■ Work item ■
Reprint each record exactly. Pictures are not reprinted.

■ Data under study ■
╭──

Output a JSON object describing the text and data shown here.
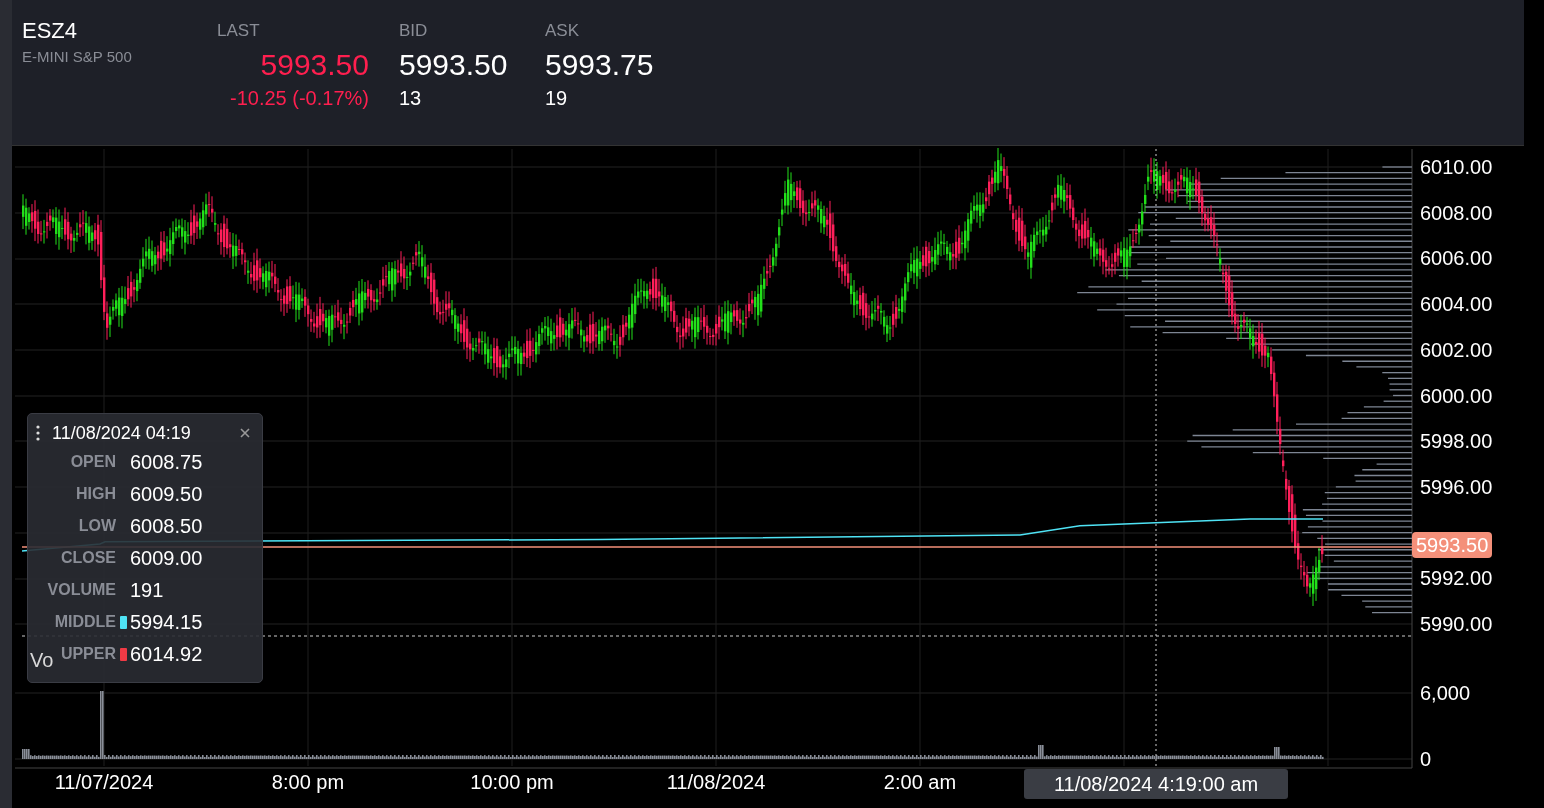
{
  "instrument": {
    "symbol": "ESZ4",
    "name": "E-MINI S&P 500"
  },
  "quotes": [
    {
      "label": "LAST",
      "price": "5993.50",
      "detail": "-10.25 (-0.17%)",
      "color": "#ff1f4f"
    },
    {
      "label": "BID",
      "price": "5993.50",
      "detail": "13",
      "color": "#ffffff"
    },
    {
      "label": "ASK",
      "price": "5993.75",
      "detail": "19",
      "color": "#ffffff"
    }
  ],
  "chart": {
    "price_axis": [
      "6010.00",
      "6008.00",
      "6006.00",
      "6004.00",
      "6002.00",
      "6000.00",
      "5998.00",
      "5996.00",
      "5992.00",
      "5990.00"
    ],
    "last_price_badge": "5993.50",
    "volume_axis": [
      "6,000",
      "0"
    ],
    "volume_pane_label": "Vo",
    "time_axis": [
      "11/07/2024",
      "8:00 pm",
      "10:00 pm",
      "11/08/2024",
      "2:00 am"
    ],
    "crosshair_time": "11/08/2024 4:19:00 am",
    "tooltip": {
      "title": "11/08/2024 04:19",
      "rows": [
        {
          "label": "OPEN",
          "value": "6008.75"
        },
        {
          "label": "HIGH",
          "value": "6009.50"
        },
        {
          "label": "LOW",
          "value": "6008.50"
        },
        {
          "label": "CLOSE",
          "value": "6009.00"
        },
        {
          "label": "VOLUME",
          "value": "191"
        },
        {
          "label": "MIDDLE",
          "value": "5994.15",
          "color": "#4fe3f5"
        },
        {
          "label": "UPPER",
          "value": "6014.92",
          "color": "#f03a45"
        }
      ]
    }
  }
}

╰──

■ Task output ■
Output a JSON object describing the text and data shown here.
{
  "instrument": {
    "symbol": "ESZ4",
    "name": "E-MINI S&P 500"
  },
  "quotes": [
    {
      "label": "LAST",
      "price": "5993.50",
      "detail": "-10.25 (-0.17%)",
      "color": "#ff1f4f"
    },
    {
      "label": "BID",
      "price": "5993.50",
      "detail": "13",
      "color": "#ffffff"
    },
    {
      "label": "ASK",
      "price": "5993.75",
      "detail": "19",
      "color": "#ffffff"
    }
  ],
  "chart": {
    "price_axis": [
      "6010.00",
      "6008.00",
      "6006.00",
      "6004.00",
      "6002.00",
      "6000.00",
      "5998.00",
      "5996.00",
      "5992.00",
      "5990.00"
    ],
    "last_price_badge": "5993.50",
    "volume_axis": [
      "6,000",
      "0"
    ],
    "volume_pane_label": "Vo",
    "time_axis": [
      "11/07/2024",
      "8:00 pm",
      "10:00 pm",
      "11/08/2024",
      "2:00 am"
    ],
    "crosshair_time": "11/08/2024 4:19:00 am",
    "tooltip": {
      "title": "11/08/2024 04:19",
      "rows": [
        {
          "label": "OPEN",
          "value": "6008.75"
        },
        {
          "label": "HIGH",
          "value": "6009.50"
        },
        {
          "label": "LOW",
          "value": "6008.50"
        },
        {
          "label": "CLOSE",
          "value": "6009.00"
        },
        {
          "label": "VOLUME",
          "value": "191"
        },
        {
          "label": "MIDDLE",
          "value": "5994.15",
          "color": "#4fe3f5"
        },
        {
          "label": "UPPER",
          "value": "6014.92",
          "color": "#f03a45"
        }
      ]
    }
  }
}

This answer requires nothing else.